Paper is made through both industrial processes and by hand. While machinery makes for standard sizes of paper suitable for printers, office work, artwork, and the like, handmade paper is less uniform and more unique, having a range of colours, thicknesses, opacity and textures.

The source of the paper affects its durability, weight and texture. Paper made from wood pulp often requires additives to strengthen it, while paper made from other sources may be sufficiently strong in its own right.

History of paper[edit]

The Egyptians first used the stem pith of papyrus to serve as a form of paper. This is the source of the word "paper", via the Latin papyrus, derived from the the Greek πάπυρος (papuros).[1] The Chinese appear to have been the first to have invented making paper from pulping, perhaps as early as 105 CE.[1]

Museums still contain examples of both Egyptian papyrus sheets and Chinese paper from thousands of years ago.

Handmade paper[edit]

Paper can be made by hand using recycled paper and/or cloth. In some cases, well dried and processed dung from herbivores can be turned into paper, such as elephant dung paper.[2] Additional items can be added to handmade paper to increase its strength, to add interest to its appearance and to change its colour or transparency. For example, grasses, petals, leaves and different colours of recycled paper can be added to handmade paper for interesting effects.

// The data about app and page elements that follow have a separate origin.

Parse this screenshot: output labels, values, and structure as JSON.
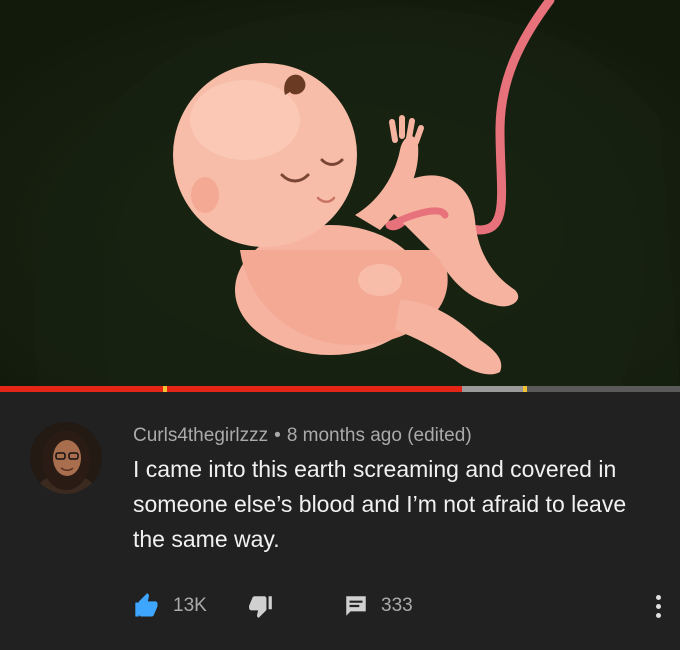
{
  "video": {
    "background_color": "#16200f",
    "illustration": "fetus-with-umbilical-cord",
    "progress": {
      "played_fraction": 0.68,
      "buffered_fraction": 0.77,
      "marker_color": "#f1c232",
      "played_color": "#e52617"
    }
  },
  "comment": {
    "author": "Curls4thegirlzzz",
    "separator": "•",
    "time": "8 months ago (edited)",
    "text": "I came into this earth screaming and covered in someone else’s blood and I’m not afraid to leave the same way.",
    "likes": "13K",
    "replies": "333",
    "like_color": "#3ea6ff"
  },
  "icons": {
    "like": "thumbs-up-icon",
    "dislike": "thumbs-down-icon",
    "reply": "comment-icon",
    "more": "more-vert-icon"
  }
}
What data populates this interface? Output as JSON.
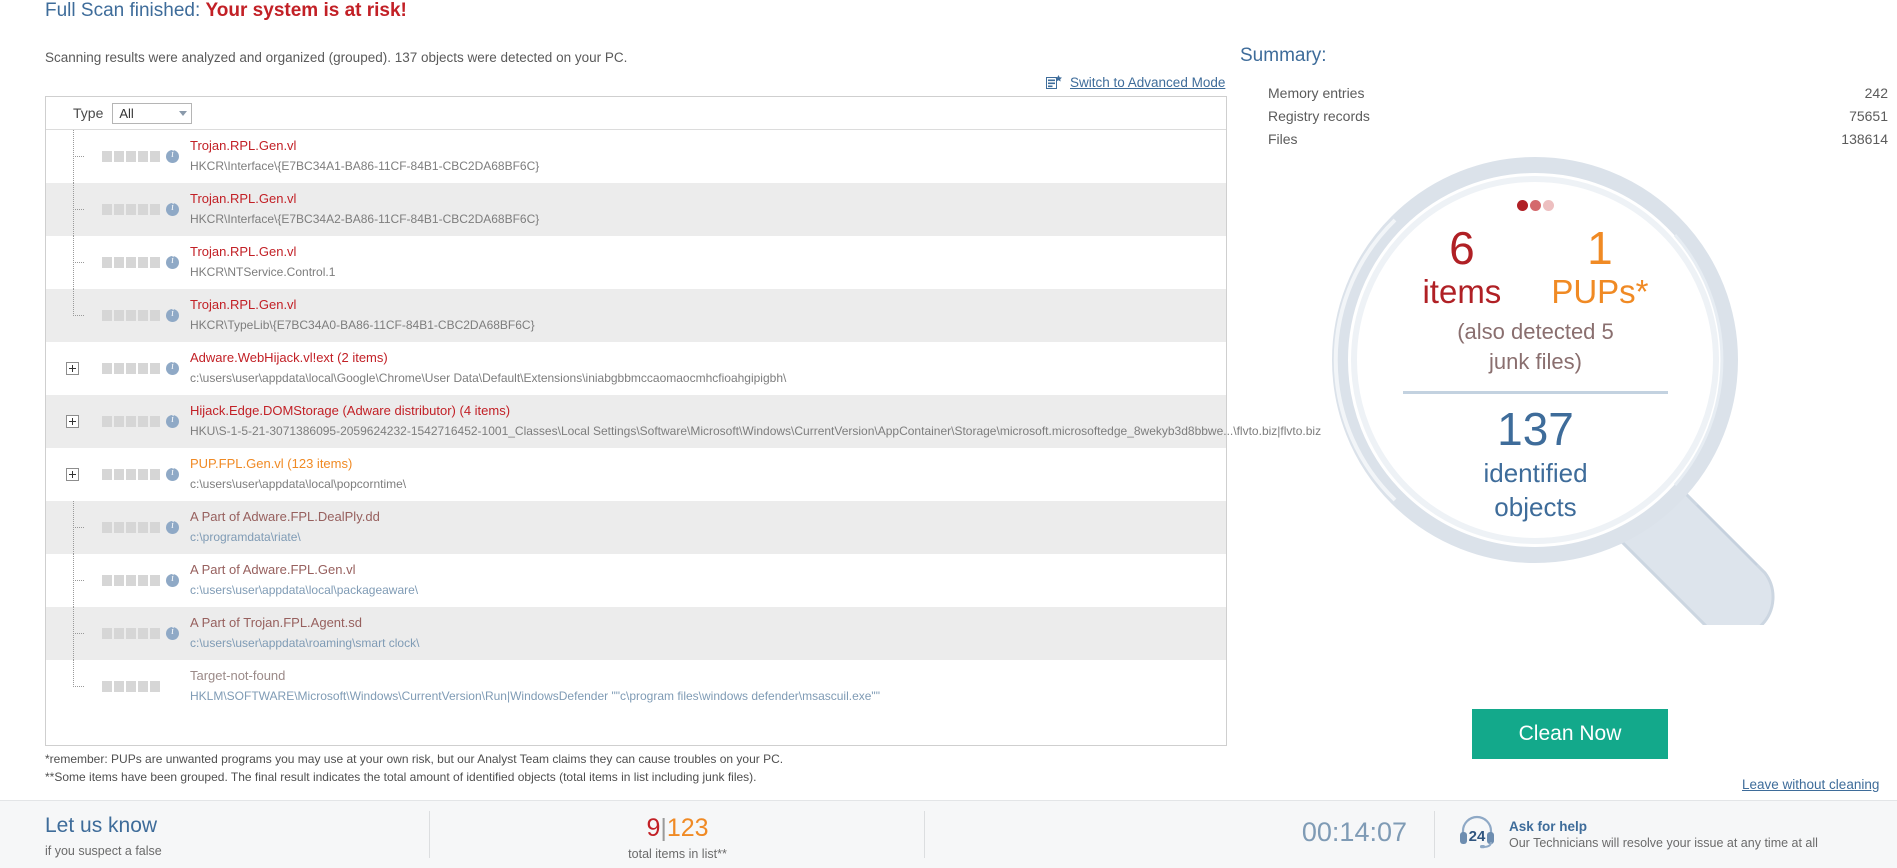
{
  "header": {
    "scan_status": "Full Scan finished: ",
    "risk_text": "Your system is at risk!",
    "subtitle": "Scanning results were analyzed and organized (grouped). 137 objects were detected on your PC."
  },
  "advanced_mode": {
    "label": "Switch to Advanced Mode"
  },
  "filter": {
    "type_label": "Type",
    "selected": "All"
  },
  "threats": [
    {
      "name": "Trojan.RPL.Gen.vl",
      "path": "HKCR\\Interface\\{E7BC34A1-BA86-11CF-84B1-CBC2DA68BF6C}",
      "severity": 5,
      "sev_color": "c-red",
      "name_color": "t-red",
      "path_color": "",
      "expandable": false,
      "tree": "stub"
    },
    {
      "name": "Trojan.RPL.Gen.vl",
      "path": "HKCR\\Interface\\{E7BC34A2-BA86-11CF-84B1-CBC2DA68BF6C}",
      "severity": 5,
      "sev_color": "c-red",
      "name_color": "t-red",
      "path_color": "",
      "expandable": false,
      "tree": "stub"
    },
    {
      "name": "Trojan.RPL.Gen.vl",
      "path": "HKCR\\NTService.Control.1",
      "severity": 5,
      "sev_color": "c-red",
      "name_color": "t-red",
      "path_color": "",
      "expandable": false,
      "tree": "stub"
    },
    {
      "name": "Trojan.RPL.Gen.vl",
      "path": "HKCR\\TypeLib\\{E7BC34A0-BA86-11CF-84B1-CBC2DA68BF6C}",
      "severity": 5,
      "sev_color": "c-red",
      "name_color": "t-red",
      "path_color": "",
      "expandable": false,
      "tree": "stub-end"
    },
    {
      "name": "Adware.WebHijack.vl!ext (2 items)",
      "path": "c:\\users\\user\\appdata\\local\\Google\\Chrome\\User Data\\Default\\Extensions\\iniabgbbmccaomaocmhcfioahgipigbh\\",
      "severity": 2,
      "sev_color": "c-red",
      "name_color": "t-red",
      "path_color": "",
      "expandable": true,
      "tree": "none"
    },
    {
      "name": "Hijack.Edge.DOMStorage (Adware distributor) (4 items)",
      "path": "HKU\\S-1-5-21-3071386095-2059624232-1542716452-1001_Classes\\Local Settings\\Software\\Microsoft\\Windows\\CurrentVersion\\AppContainer\\Storage\\microsoft.microsoftedge_8wekyb3d8bbwe...\\flvto.biz|flvto.biz",
      "severity": 1,
      "sev_color": "c-red",
      "name_color": "t-red",
      "path_color": "",
      "expandable": true,
      "tree": "none"
    },
    {
      "name": "PUP.FPL.Gen.vl (123 items)",
      "path": "c:\\users\\user\\appdata\\local\\popcorntime\\",
      "severity": 3,
      "sev_color": "c-orange",
      "name_color": "t-orange",
      "path_color": "",
      "expandable": true,
      "tree": "none"
    },
    {
      "name": "A Part of Adware.FPL.DealPly.dd",
      "path": "c:\\programdata\\riate\\",
      "severity": 1,
      "sev_color": "c-brown",
      "name_color": "t-brown",
      "path_color": "p-blue",
      "expandable": false,
      "tree": "stub"
    },
    {
      "name": "A Part of Adware.FPL.Gen.vl",
      "path": "c:\\users\\user\\appdata\\local\\packageaware\\",
      "severity": 1,
      "sev_color": "c-brown",
      "name_color": "t-brown",
      "path_color": "p-blue",
      "expandable": false,
      "tree": "stub"
    },
    {
      "name": "A Part of Trojan.FPL.Agent.sd",
      "path": "c:\\users\\user\\appdata\\roaming\\smart clock\\",
      "severity": 1,
      "sev_color": "c-brown",
      "name_color": "t-brown",
      "path_color": "p-blue",
      "expandable": false,
      "tree": "stub"
    },
    {
      "name": "Target-not-found",
      "path": "HKLM\\SOFTWARE\\Microsoft\\Windows\\CurrentVersion\\Run|WindowsDefender \"\"c\\program files\\windows defender\\msascuil.exe\"\"",
      "severity": 0,
      "sev_color": "c-grey",
      "name_color": "t-grey",
      "path_color": "p-blue",
      "expandable": false,
      "tree": "stub-end"
    }
  ],
  "footnotes": {
    "line1": "*remember: PUPs are unwanted programs you may use at your own risk, but our Analyst Team claims they can cause troubles on your PC.",
    "line2": "**Some items have been grouped. The final result indicates the total amount of identified objects (total items in list including junk files)."
  },
  "summary": {
    "title": "Summary:",
    "rows": [
      {
        "label": "Memory entries",
        "value": "242"
      },
      {
        "label": "Registry records",
        "value": "75651"
      },
      {
        "label": "Files",
        "value": "138614"
      }
    ]
  },
  "lens": {
    "items_count": "6",
    "items_label": "items",
    "pups_count": "1",
    "pups_label": "PUPs*",
    "junk_line1": "(also detected 5",
    "junk_line2": "junk files)",
    "total_count": "137",
    "total_label1": "identified",
    "total_label2": "objects"
  },
  "actions": {
    "clean_button": "Clean Now",
    "leave_link": "Leave without cleaning"
  },
  "bottom": {
    "let_us_know_title": "Let us know",
    "let_us_know_sub": "if you suspect a false",
    "total_a": "9",
    "total_sep": "|",
    "total_b": "123",
    "total_caption": "total items in list**",
    "timer": "00:14:07",
    "help_badge": "24",
    "help_title": "Ask for help",
    "help_sub": "Our Technicians will resolve your issue at any time at all"
  },
  "colors": {
    "accent_blue": "#3e6c9a",
    "danger_red": "#c22026",
    "pup_orange": "#f08a24",
    "clean_green": "#13a98b"
  }
}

Paper pulp can be dyed during the paper making process, to change the colours of the final sheets.

Paper making from bark, done by hand - gallery of images[edit]

This gallery by Shankar S., taken in Luang Prabang, Laos/Lao PDR, shows the process of making paper from bark by hand. Click on each image to enlarge.

Sources and citations[edit]